DIRECTIONS: Repeat the records exactly. Leave out the pictures.

[Dataset records]
* * * * * * * * *

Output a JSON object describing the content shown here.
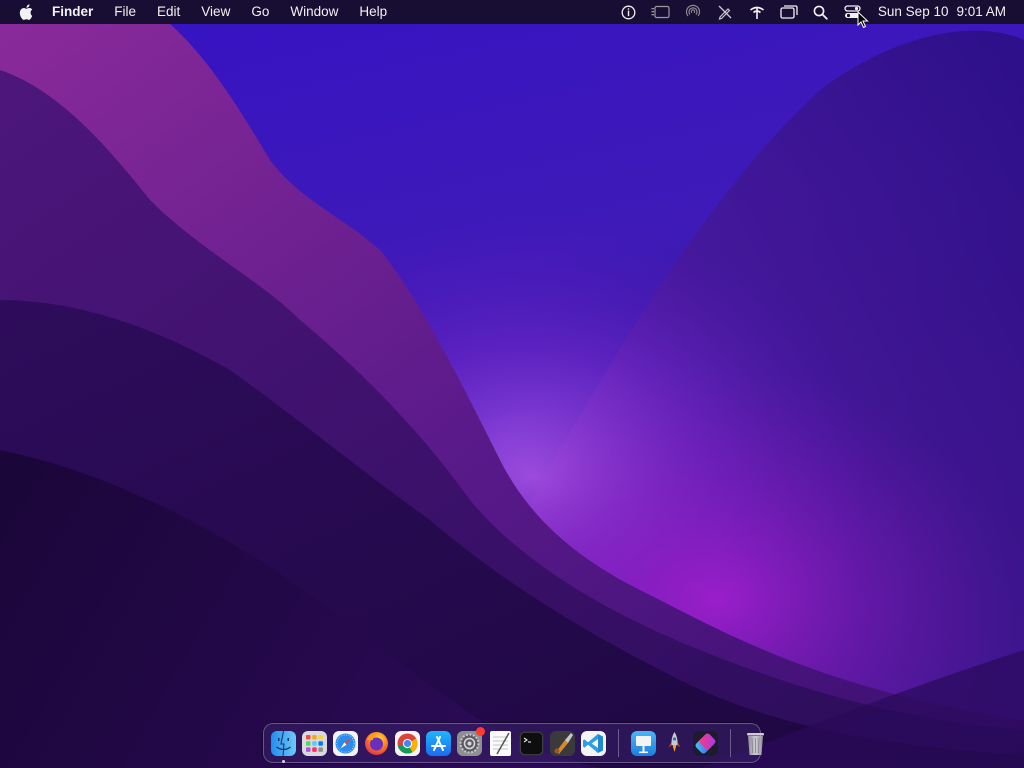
{
  "menubar": {
    "apple_icon": "apple-logo-icon",
    "app_name": "Finder",
    "menus": [
      "File",
      "Edit",
      "View",
      "Go",
      "Window",
      "Help"
    ],
    "status_icons": [
      "accessibility-icon",
      "screen-mirroring-icon",
      "airdrop-icon",
      "pen-slash-icon",
      "network-icon",
      "window-icon",
      "search-icon",
      "control-center-icon"
    ],
    "clock": {
      "date": "Sun Sep 10",
      "time": "9:01 AM"
    }
  },
  "dock": {
    "apps": [
      {
        "name": "finder-icon",
        "running": true
      },
      {
        "name": "launchpad-icon",
        "running": false
      },
      {
        "name": "safari-icon",
        "running": false
      },
      {
        "name": "firefox-icon",
        "running": false
      },
      {
        "name": "chrome-icon",
        "running": false
      },
      {
        "name": "app-store-icon",
        "running": false
      },
      {
        "name": "system-preferences-icon",
        "running": false,
        "badge": true
      },
      {
        "name": "textedit-icon",
        "running": false
      },
      {
        "name": "terminal-icon",
        "running": false
      },
      {
        "name": "instruments-icon",
        "running": false
      },
      {
        "name": "vscode-icon",
        "running": false
      }
    ],
    "others": [
      {
        "name": "keynote-icon"
      },
      {
        "name": "rocket-typist-icon"
      },
      {
        "name": "shortcuts-icon"
      }
    ],
    "trash": {
      "name": "trash-icon"
    }
  },
  "colors": {
    "wallpaper_top": "#3a16c8",
    "wallpaper_glow": "#9b2be0",
    "wallpaper_dark": "#1a0a3c",
    "menubar": "#160e28"
  }
}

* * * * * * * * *

THE ANSWER:
Output a JSON object describing the content shown here.
{
  "menubar": {
    "apple_icon": "apple-logo-icon",
    "app_name": "Finder",
    "menus": [
      "File",
      "Edit",
      "View",
      "Go",
      "Window",
      "Help"
    ],
    "status_icons": [
      "accessibility-icon",
      "screen-mirroring-icon",
      "airdrop-icon",
      "pen-slash-icon",
      "network-icon",
      "window-icon",
      "search-icon",
      "control-center-icon"
    ],
    "clock": {
      "date": "Sun Sep 10",
      "time": "9:01 AM"
    }
  },
  "dock": {
    "apps": [
      {
        "name": "finder-icon",
        "running": true
      },
      {
        "name": "launchpad-icon",
        "running": false
      },
      {
        "name": "safari-icon",
        "running": false
      },
      {
        "name": "firefox-icon",
        "running": false
      },
      {
        "name": "chrome-icon",
        "running": false
      },
      {
        "name": "app-store-icon",
        "running": false
      },
      {
        "name": "system-preferences-icon",
        "running": false,
        "badge": true
      },
      {
        "name": "textedit-icon",
        "running": false
      },
      {
        "name": "terminal-icon",
        "running": false
      },
      {
        "name": "instruments-icon",
        "running": false
      },
      {
        "name": "vscode-icon",
        "running": false
      }
    ],
    "others": [
      {
        "name": "keynote-icon"
      },
      {
        "name": "rocket-typist-icon"
      },
      {
        "name": "shortcuts-icon"
      }
    ],
    "trash": {
      "name": "trash-icon"
    }
  },
  "colors": {
    "wallpaper_top": "#3a16c8",
    "wallpaper_glow": "#9b2be0",
    "wallpaper_dark": "#1a0a3c",
    "menubar": "#160e28"
  }
}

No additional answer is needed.